addresses or address ranges from the
scope.
You can create only one scope per subnet
on a single DHCP server.
DHCP Scope
Available Address Pool
Once a DHCP scope is defined and
exclusion ranges are applied, the
remaining addresses form what is called
an available address pool within the
scope.
Pooled addresses can then be
dynamically assigned to DHCP clients on
the network.
Superscope
A DHCP superscope is an administrative
grouping of scopes that is used to support
multinets, or multiple logical subnets
(subdivisions of an IP network) on a single
network segment (a portion of the IP
internetwork bounded by IP routers).
Superscopes contain only a list of member
scopes or child scopes that can be
activated together.
DHCP Reservation
Network administrators can use DHCP
reservations for DHCP-enabled hosts that need
to have static IP addresses on your network.
Reservations must be created within a scope
and must not be excluded from the scope.
An IP address is set aside, or reserved, for a
specific network device that has the Media
Access Control (MAC) address (the hard-coded
hexadecimal hardware address associated with
a Network Interface Card) associated with that
IP address.
DHCP Reservation
You can find the MAC address with the
ipconfig /all command.

DHCP Reservation
DHCP Options
DHCP options are additional client-
configuration parameters that a DHCP
server can assign when serving leases to
DHCP clients.
DHCP options are configured using the
DHCP console and can apply to scopes
and reservations.
DHCP Options

DHCP Options
DHCP options can be assigned to all scopes,
one specific scope, or to a specific machine
reservation.
DHCP Options
There are four types of DHCP options in
Windows Server 2008:
Server options apply to all clients of the DHCP
server. Use these options for parameters
common across all scopes on the DHCP server.
Scope options apply to all clients within a scope
and are the most often used set of options.
Scope options override server options.
Class options provide DHCP parameters to
DHCP clients based on type either vendor
classes or user classes.
Client options apply to individual clients. Client
options override all other options (server, scope,
and class).
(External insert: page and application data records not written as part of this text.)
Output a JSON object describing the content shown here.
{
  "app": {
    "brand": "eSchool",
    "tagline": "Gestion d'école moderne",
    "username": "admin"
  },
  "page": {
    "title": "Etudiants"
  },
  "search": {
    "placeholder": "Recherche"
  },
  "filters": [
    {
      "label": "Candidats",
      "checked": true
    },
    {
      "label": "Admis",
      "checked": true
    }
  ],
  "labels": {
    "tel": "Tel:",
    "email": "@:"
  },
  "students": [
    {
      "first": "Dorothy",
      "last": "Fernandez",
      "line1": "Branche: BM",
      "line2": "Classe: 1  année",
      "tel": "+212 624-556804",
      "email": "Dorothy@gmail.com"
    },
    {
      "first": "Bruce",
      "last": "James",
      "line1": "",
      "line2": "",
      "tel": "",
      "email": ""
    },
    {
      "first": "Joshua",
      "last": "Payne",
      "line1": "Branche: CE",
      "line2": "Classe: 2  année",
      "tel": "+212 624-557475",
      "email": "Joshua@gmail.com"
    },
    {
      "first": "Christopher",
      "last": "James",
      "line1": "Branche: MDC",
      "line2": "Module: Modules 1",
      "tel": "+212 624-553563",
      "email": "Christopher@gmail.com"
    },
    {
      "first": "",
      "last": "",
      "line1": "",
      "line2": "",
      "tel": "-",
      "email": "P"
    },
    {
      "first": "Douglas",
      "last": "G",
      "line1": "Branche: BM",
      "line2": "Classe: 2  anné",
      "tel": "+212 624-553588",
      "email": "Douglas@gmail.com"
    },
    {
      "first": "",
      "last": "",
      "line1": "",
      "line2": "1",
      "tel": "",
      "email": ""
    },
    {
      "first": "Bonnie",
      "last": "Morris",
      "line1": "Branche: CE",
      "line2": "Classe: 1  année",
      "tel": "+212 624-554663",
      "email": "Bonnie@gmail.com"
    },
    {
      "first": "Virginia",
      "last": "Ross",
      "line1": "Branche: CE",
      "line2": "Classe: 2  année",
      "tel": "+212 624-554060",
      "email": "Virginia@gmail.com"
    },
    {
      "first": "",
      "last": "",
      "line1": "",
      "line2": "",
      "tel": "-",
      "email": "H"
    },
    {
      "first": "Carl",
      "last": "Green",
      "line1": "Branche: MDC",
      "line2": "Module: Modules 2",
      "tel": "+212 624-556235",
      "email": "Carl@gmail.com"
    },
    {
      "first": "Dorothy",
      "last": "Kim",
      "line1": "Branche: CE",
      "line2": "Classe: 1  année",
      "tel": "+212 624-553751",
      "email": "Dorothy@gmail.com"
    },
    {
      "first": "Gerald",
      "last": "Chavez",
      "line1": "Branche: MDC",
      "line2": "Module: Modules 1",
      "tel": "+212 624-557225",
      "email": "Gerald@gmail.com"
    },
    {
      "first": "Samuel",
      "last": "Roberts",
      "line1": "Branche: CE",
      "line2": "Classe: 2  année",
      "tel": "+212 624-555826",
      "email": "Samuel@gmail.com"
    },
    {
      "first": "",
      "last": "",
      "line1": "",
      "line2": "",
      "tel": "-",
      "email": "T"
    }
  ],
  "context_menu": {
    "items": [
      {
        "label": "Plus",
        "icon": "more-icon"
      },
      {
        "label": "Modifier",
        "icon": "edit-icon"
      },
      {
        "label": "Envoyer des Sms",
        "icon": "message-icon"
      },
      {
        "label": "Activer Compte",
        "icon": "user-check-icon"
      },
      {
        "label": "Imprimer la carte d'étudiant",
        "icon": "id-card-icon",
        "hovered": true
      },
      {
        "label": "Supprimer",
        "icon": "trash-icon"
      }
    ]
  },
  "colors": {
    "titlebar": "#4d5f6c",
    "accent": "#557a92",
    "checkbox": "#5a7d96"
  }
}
Backup and Restore the DHCP Database
Windows Server 2008 DHCP servers support
automatic and manual backups.
To provide fault tolerance in the case of a failure,
it is important to back up the DHCP database.
This enables you to restore the database from the
backup copy if the hardware fails.
To backup, right-click the server in the DHCP
console and click Backup.
To restore the DHCP database, right-click the
server and click Restore.
Summary
DHCP is a simple, standard protocol that
makes TCP/IP network configuration much
easier for the administrator by dynamically
assigning IP addresses and providing
additional configuration information to
DHCP clients automatically.
Additional configuration information is
provided in the form of options and can be
associated with reserved IPs to a vendor
or user class, to a scope, or to an entire
DHCP server.

Summary
Because DHCP is a key component in
your organization, you must manage and
monitor it.
DHCP management consists of backing
up and restoring the database as well as
reconciling, compacting, and, in some
cases, removing the database.
APIPA is useful for providing addresses to
single-segment networks that do not have
a DHCP server.